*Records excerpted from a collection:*
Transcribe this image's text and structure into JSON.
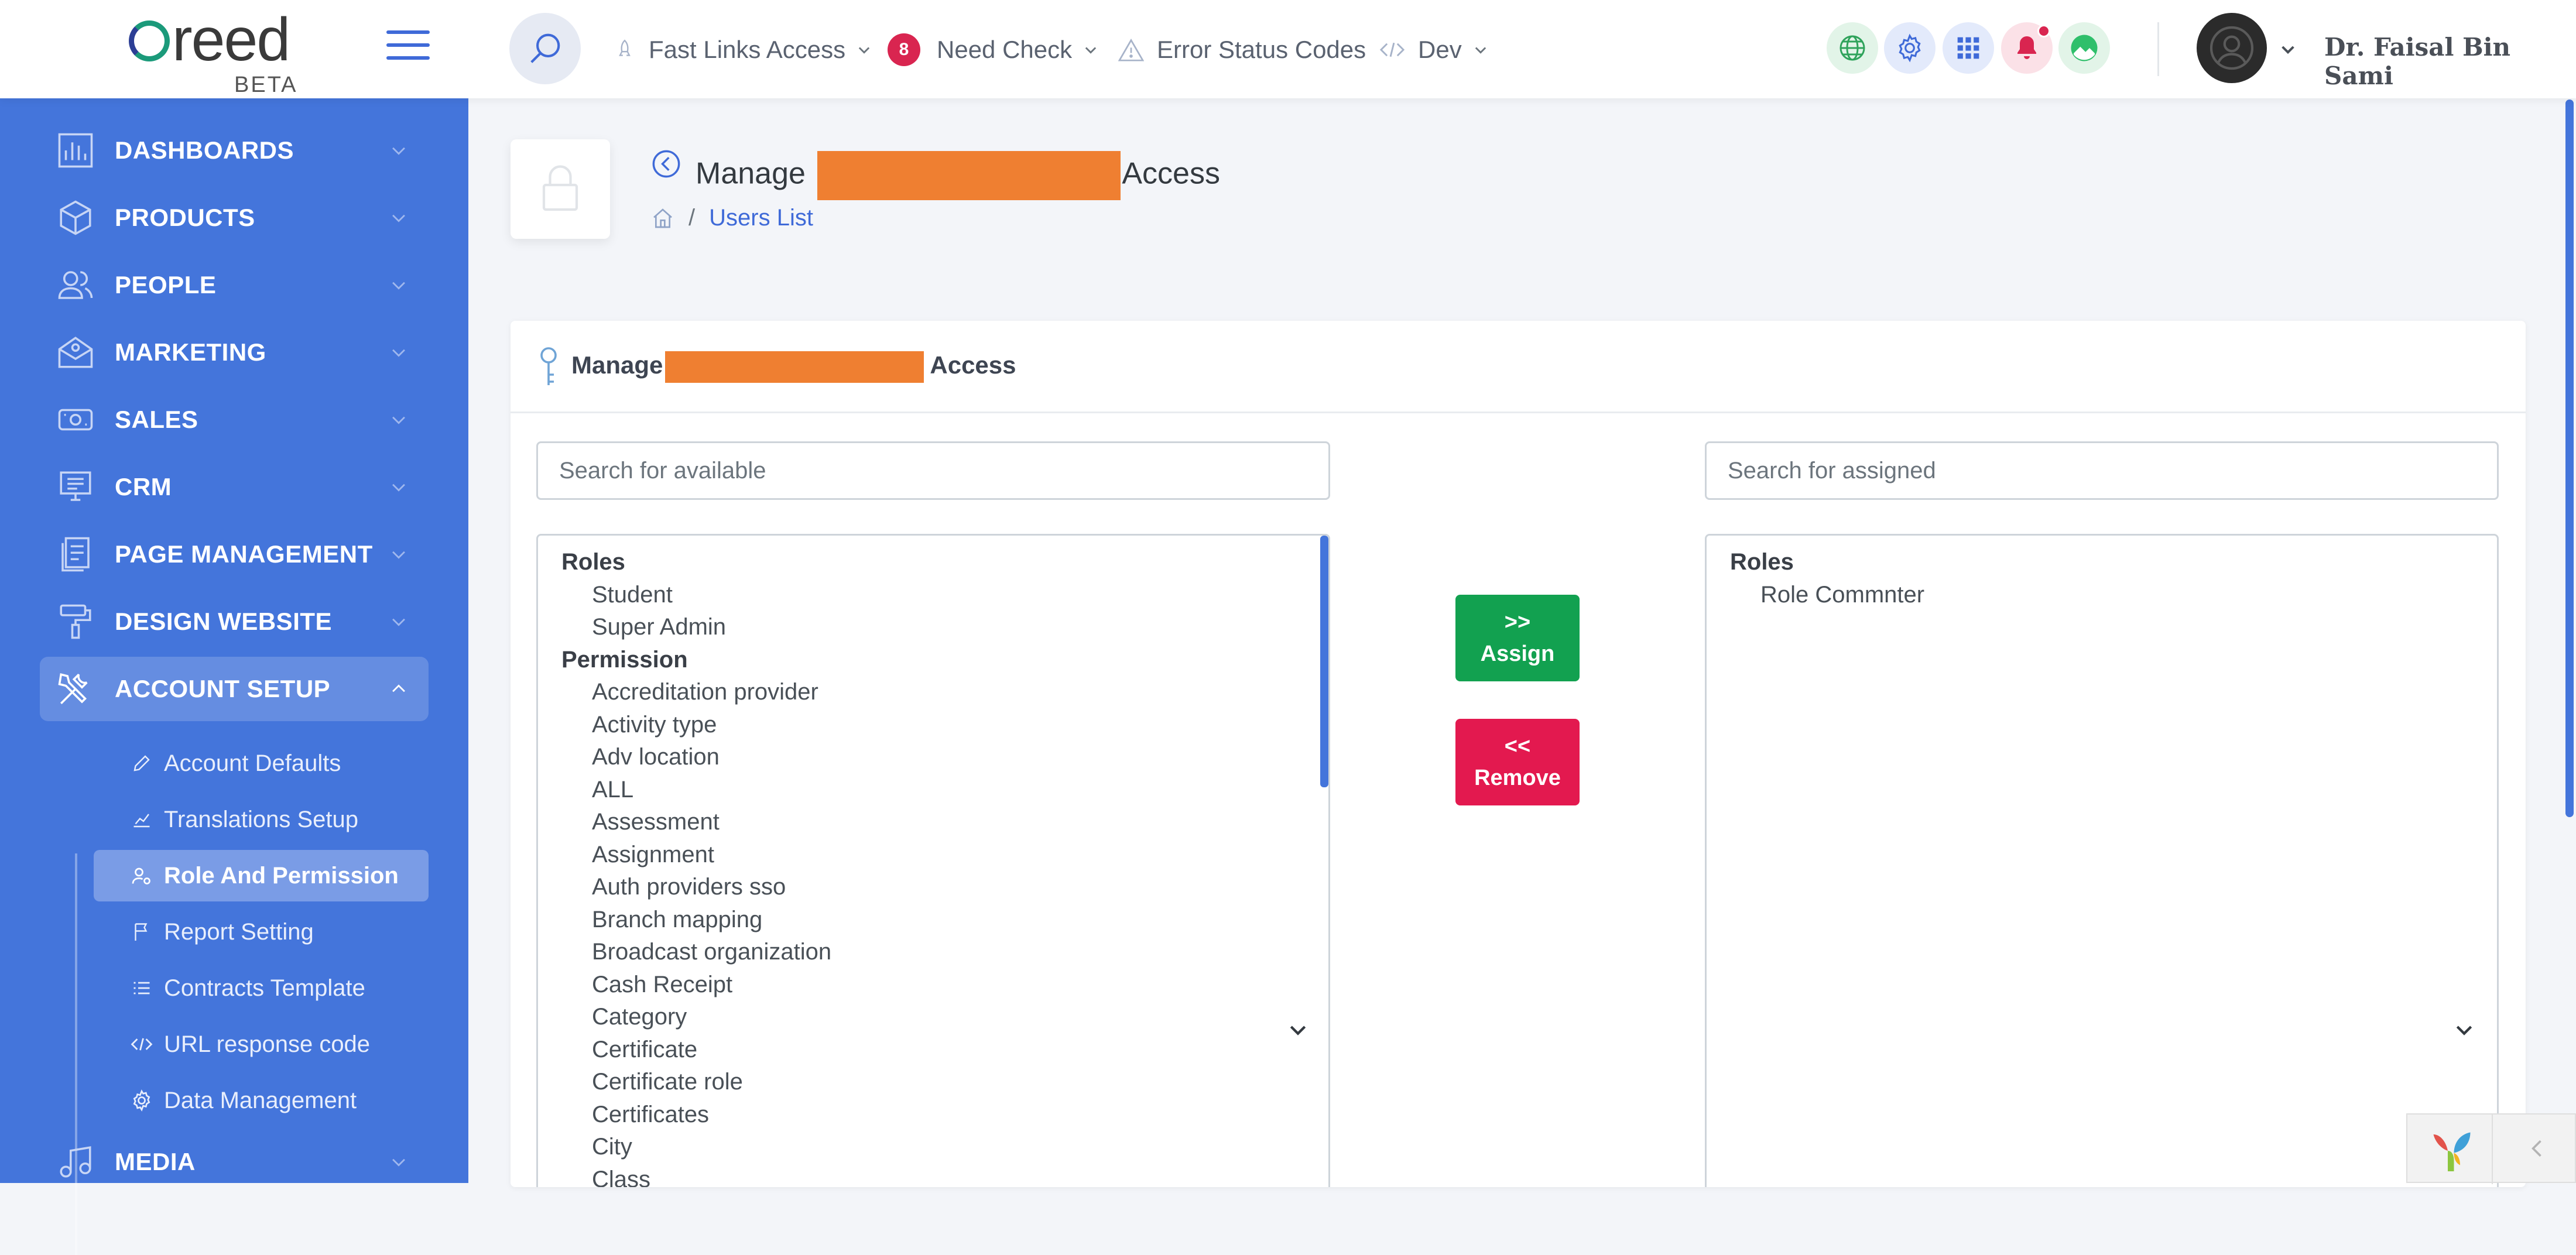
{
  "brand": {
    "logo_text": "reed",
    "beta": "BETA"
  },
  "header": {
    "nav": [
      {
        "label": "Fast Links Access",
        "icon": "rocket-icon"
      },
      {
        "label": "Need Check",
        "badge": "8",
        "icon": "badge"
      },
      {
        "label": "Error Status Codes",
        "icon": "warning-icon"
      },
      {
        "label": "Dev",
        "icon": "code-icon"
      }
    ],
    "icons": [
      "globe-icon",
      "gear-icon",
      "grid-icon",
      "bell-icon",
      "landscape-icon"
    ],
    "user_name": "Dr. Faisal Bin Sami"
  },
  "sidebar": {
    "items": [
      {
        "label": "DASHBOARDS"
      },
      {
        "label": "PRODUCTS"
      },
      {
        "label": "PEOPLE"
      },
      {
        "label": "MARKETING"
      },
      {
        "label": "SALES"
      },
      {
        "label": "CRM"
      },
      {
        "label": "PAGE MANAGEMENT"
      },
      {
        "label": "DESIGN WEBSITE"
      },
      {
        "label": "ACCOUNT SETUP"
      },
      {
        "label": "MEDIA"
      }
    ],
    "sub_items": [
      {
        "label": "Account Defaults"
      },
      {
        "label": "Translations Setup"
      },
      {
        "label": "Role And Permission"
      },
      {
        "label": "Report Setting"
      },
      {
        "label": "Contracts Template"
      },
      {
        "label": "URL response code"
      },
      {
        "label": "Data Management"
      }
    ]
  },
  "page": {
    "title_prefix": "Manage",
    "title_suffix": "Access",
    "breadcrumb": "Users List"
  },
  "card": {
    "title_prefix": "Manage",
    "title_suffix": "Access",
    "search_available_placeholder": "Search for available",
    "search_assigned_placeholder": "Search for assigned",
    "available": {
      "groups": [
        {
          "label": "Roles",
          "options": [
            "Student",
            "Super Admin"
          ]
        },
        {
          "label": "Permission",
          "options": [
            "Accreditation provider",
            "Activity type",
            "Adv location",
            "ALL",
            "Assessment",
            "Assignment",
            "Auth providers sso",
            "Branch mapping",
            "Broadcast organization",
            "Cash Receipt",
            "Category",
            "Certificate",
            "Certificate role",
            "Certificates",
            "City",
            "Class"
          ]
        }
      ]
    },
    "assigned": {
      "groups": [
        {
          "label": "Roles",
          "options": [
            "Role Commnter"
          ]
        }
      ]
    },
    "assign_arrows": ">>",
    "assign_label": "Assign",
    "remove_arrows": "<<",
    "remove_label": "Remove"
  },
  "colors": {
    "primary": "#4475db",
    "success": "#12a150",
    "danger": "#e3194f",
    "redaction": "#ef7f31"
  }
}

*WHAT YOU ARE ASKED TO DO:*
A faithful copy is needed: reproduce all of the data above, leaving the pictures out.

*RESPONSE BOX:*
Transcribe this image's text and structure into JSON.
{
  "brand": {
    "logo_text": "reed",
    "beta": "BETA"
  },
  "header": {
    "nav": [
      {
        "label": "Fast Links Access",
        "icon": "rocket-icon"
      },
      {
        "label": "Need Check",
        "badge": "8",
        "icon": "badge"
      },
      {
        "label": "Error Status Codes",
        "icon": "warning-icon"
      },
      {
        "label": "Dev",
        "icon": "code-icon"
      }
    ],
    "icons": [
      "globe-icon",
      "gear-icon",
      "grid-icon",
      "bell-icon",
      "landscape-icon"
    ],
    "user_name": "Dr. Faisal Bin Sami"
  },
  "sidebar": {
    "items": [
      {
        "label": "DASHBOARDS"
      },
      {
        "label": "PRODUCTS"
      },
      {
        "label": "PEOPLE"
      },
      {
        "label": "MARKETING"
      },
      {
        "label": "SALES"
      },
      {
        "label": "CRM"
      },
      {
        "label": "PAGE MANAGEMENT"
      },
      {
        "label": "DESIGN WEBSITE"
      },
      {
        "label": "ACCOUNT SETUP"
      },
      {
        "label": "MEDIA"
      }
    ],
    "sub_items": [
      {
        "label": "Account Defaults"
      },
      {
        "label": "Translations Setup"
      },
      {
        "label": "Role And Permission"
      },
      {
        "label": "Report Setting"
      },
      {
        "label": "Contracts Template"
      },
      {
        "label": "URL response code"
      },
      {
        "label": "Data Management"
      }
    ]
  },
  "page": {
    "title_prefix": "Manage",
    "title_suffix": "Access",
    "breadcrumb": "Users List"
  },
  "card": {
    "title_prefix": "Manage",
    "title_suffix": "Access",
    "search_available_placeholder": "Search for available",
    "search_assigned_placeholder": "Search for assigned",
    "available": {
      "groups": [
        {
          "label": "Roles",
          "options": [
            "Student",
            "Super Admin"
          ]
        },
        {
          "label": "Permission",
          "options": [
            "Accreditation provider",
            "Activity type",
            "Adv location",
            "ALL",
            "Assessment",
            "Assignment",
            "Auth providers sso",
            "Branch mapping",
            "Broadcast organization",
            "Cash Receipt",
            "Category",
            "Certificate",
            "Certificate role",
            "Certificates",
            "City",
            "Class"
          ]
        }
      ]
    },
    "assigned": {
      "groups": [
        {
          "label": "Roles",
          "options": [
            "Role Commnter"
          ]
        }
      ]
    },
    "assign_arrows": ">>",
    "assign_label": "Assign",
    "remove_arrows": "<<",
    "remove_label": "Remove"
  },
  "colors": {
    "primary": "#4475db",
    "success": "#12a150",
    "danger": "#e3194f",
    "redaction": "#ef7f31"
  }
}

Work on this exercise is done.